This week I decided to write a little post that will quite literally apply to anyone. Yep, you read it right: I wanted to address a little thing that we don’t always keep track of: the things we say and, more importantly, how we say them.
Words are pretty strong. In my country there’s even an old saying that the only things you cannot stop form immediate impact are a rock you’ve already thrown or a word you’ve already said. Words can literally bruise or heal if used in the right way. And even though there’s so much talk these days on the benefits of saying what’s on your mind, I don’t think our society normally focuses on teaching us how to express what we want. And, if you ask me, that’s a pretty important reason for why we don’t end up getting what we want in the end: we just don’t know how to call it. And whenever we don’t know that, we tend to boil it down to hollowed-out cliches, like “I want to be happy” or “I want to live free” and we leave it at that, not bothering to drill down to what that means for us and what really lies behind these words.

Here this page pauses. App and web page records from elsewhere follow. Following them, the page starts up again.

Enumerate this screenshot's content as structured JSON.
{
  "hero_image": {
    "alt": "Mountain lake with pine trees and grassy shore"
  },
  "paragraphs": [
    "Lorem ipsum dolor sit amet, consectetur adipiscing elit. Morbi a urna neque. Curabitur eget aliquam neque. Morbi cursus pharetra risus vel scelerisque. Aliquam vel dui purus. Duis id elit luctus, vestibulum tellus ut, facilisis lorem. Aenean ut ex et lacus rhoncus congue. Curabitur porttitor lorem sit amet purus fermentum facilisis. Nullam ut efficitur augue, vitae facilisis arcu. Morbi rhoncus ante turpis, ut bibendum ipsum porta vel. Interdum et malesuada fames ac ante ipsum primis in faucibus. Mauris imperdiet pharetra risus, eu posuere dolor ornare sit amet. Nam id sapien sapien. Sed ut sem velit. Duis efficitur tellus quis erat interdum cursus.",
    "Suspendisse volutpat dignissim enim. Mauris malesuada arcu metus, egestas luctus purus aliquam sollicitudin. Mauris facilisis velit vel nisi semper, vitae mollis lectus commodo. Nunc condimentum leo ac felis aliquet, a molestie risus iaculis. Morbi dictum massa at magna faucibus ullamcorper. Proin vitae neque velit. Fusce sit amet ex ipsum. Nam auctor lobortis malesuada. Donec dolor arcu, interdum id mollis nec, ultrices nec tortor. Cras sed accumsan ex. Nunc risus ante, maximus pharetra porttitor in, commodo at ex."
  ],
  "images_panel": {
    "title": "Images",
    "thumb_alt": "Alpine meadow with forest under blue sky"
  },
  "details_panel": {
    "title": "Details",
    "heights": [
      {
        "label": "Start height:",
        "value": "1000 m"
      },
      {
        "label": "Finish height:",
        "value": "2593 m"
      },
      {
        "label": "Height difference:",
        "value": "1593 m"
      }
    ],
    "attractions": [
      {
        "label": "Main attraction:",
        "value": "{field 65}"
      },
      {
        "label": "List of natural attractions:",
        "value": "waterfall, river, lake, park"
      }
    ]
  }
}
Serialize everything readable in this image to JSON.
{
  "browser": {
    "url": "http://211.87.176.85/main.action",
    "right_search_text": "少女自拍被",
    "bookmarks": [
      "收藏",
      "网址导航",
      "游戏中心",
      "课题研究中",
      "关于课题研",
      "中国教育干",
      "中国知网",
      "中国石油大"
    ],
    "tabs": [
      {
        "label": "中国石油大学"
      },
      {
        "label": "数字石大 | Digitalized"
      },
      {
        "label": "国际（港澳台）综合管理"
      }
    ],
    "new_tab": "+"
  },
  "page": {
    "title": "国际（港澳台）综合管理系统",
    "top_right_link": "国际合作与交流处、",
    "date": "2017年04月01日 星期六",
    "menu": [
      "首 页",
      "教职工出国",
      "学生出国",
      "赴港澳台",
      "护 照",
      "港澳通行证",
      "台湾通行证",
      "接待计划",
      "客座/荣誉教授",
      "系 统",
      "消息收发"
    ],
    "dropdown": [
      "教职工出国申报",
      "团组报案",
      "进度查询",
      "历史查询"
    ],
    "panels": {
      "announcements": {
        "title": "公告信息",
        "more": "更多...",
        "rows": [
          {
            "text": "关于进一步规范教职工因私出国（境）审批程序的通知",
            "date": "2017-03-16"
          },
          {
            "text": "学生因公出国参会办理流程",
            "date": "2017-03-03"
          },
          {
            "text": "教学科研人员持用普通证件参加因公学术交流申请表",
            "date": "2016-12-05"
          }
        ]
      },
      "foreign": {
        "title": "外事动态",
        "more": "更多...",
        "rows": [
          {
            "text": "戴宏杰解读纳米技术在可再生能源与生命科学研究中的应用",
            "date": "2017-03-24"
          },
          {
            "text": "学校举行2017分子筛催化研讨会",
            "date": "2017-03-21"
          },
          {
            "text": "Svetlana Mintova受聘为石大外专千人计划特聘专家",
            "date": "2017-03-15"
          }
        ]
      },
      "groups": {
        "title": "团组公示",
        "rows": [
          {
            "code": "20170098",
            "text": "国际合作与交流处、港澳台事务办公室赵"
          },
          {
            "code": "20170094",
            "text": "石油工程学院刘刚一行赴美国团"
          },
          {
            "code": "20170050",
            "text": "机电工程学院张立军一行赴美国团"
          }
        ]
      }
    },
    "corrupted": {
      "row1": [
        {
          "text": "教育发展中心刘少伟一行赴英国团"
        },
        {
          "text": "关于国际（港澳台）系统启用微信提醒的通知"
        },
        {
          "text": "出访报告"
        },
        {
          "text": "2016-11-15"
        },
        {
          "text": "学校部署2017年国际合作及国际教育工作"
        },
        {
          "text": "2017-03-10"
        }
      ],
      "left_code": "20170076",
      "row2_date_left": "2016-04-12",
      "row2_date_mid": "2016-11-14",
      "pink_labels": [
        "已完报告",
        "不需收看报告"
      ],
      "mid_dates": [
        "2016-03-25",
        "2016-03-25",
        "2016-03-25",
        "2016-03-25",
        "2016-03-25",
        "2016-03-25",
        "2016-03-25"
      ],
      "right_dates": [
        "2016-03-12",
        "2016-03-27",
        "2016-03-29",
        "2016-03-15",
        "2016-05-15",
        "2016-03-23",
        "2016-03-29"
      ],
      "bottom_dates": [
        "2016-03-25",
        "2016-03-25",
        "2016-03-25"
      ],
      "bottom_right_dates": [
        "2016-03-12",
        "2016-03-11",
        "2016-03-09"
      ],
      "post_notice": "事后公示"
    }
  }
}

Another thing to be aware of is that sometimes we even tend to bring ourselves down with our words. We might not take a lot of time to think about this, but words have special feeling-related bonds in our minds; put simply: our words can literally make us feel things. That’s why we praise a good author: because he’s able to draw a picture with his words that’s so stunning and clear to us that we can’t help but be pulled in. That’s why when we have t constantly hear how our co-worker is complaining on the desk next to ours, we end up feeling down.
That being said, I think we should be paying more attention to the words we use, not only when communicating with others, but also with our daily discussions with ourselves. So many of us tend to be our own harshest critic every singe day that we don’t really allow ourselves to be happy and take pride in what we’ve accomplished: because we failed to do some other things. This is why we need to remember to first of all be gentle in the way we behave towards ourselves. We’re only human after all and we can only do so much. Treat yourself with respect and tell yourself that you did your best a little more often. Watch the tone with which you speak to yourself: notice if you’re using negative words more often than you should be. Our brains are somehow programmed to think about and notice what we don’t want; try to flip that around and tell yourself what you do want, what you did well in that situation, what you accomplished today. This is true even if all you accomplished is to make yourself some good coffee in the morning. Remember, pushing yourself does not have to be a 24/7 thing. Take some time to relax and be positive, this will eventually result in treating/talking to others the same way. And if it’s been a rough day and you can’t say anything nice, just don’t say anything at all.
Noticing and developing the habit of using uplifting words for ourselves and others is a crucial mindset of successful people: those who rise and move forward do it by being positively aimed at what’s in front of them, not criticizing themselves about what’s already behind them. Think about it.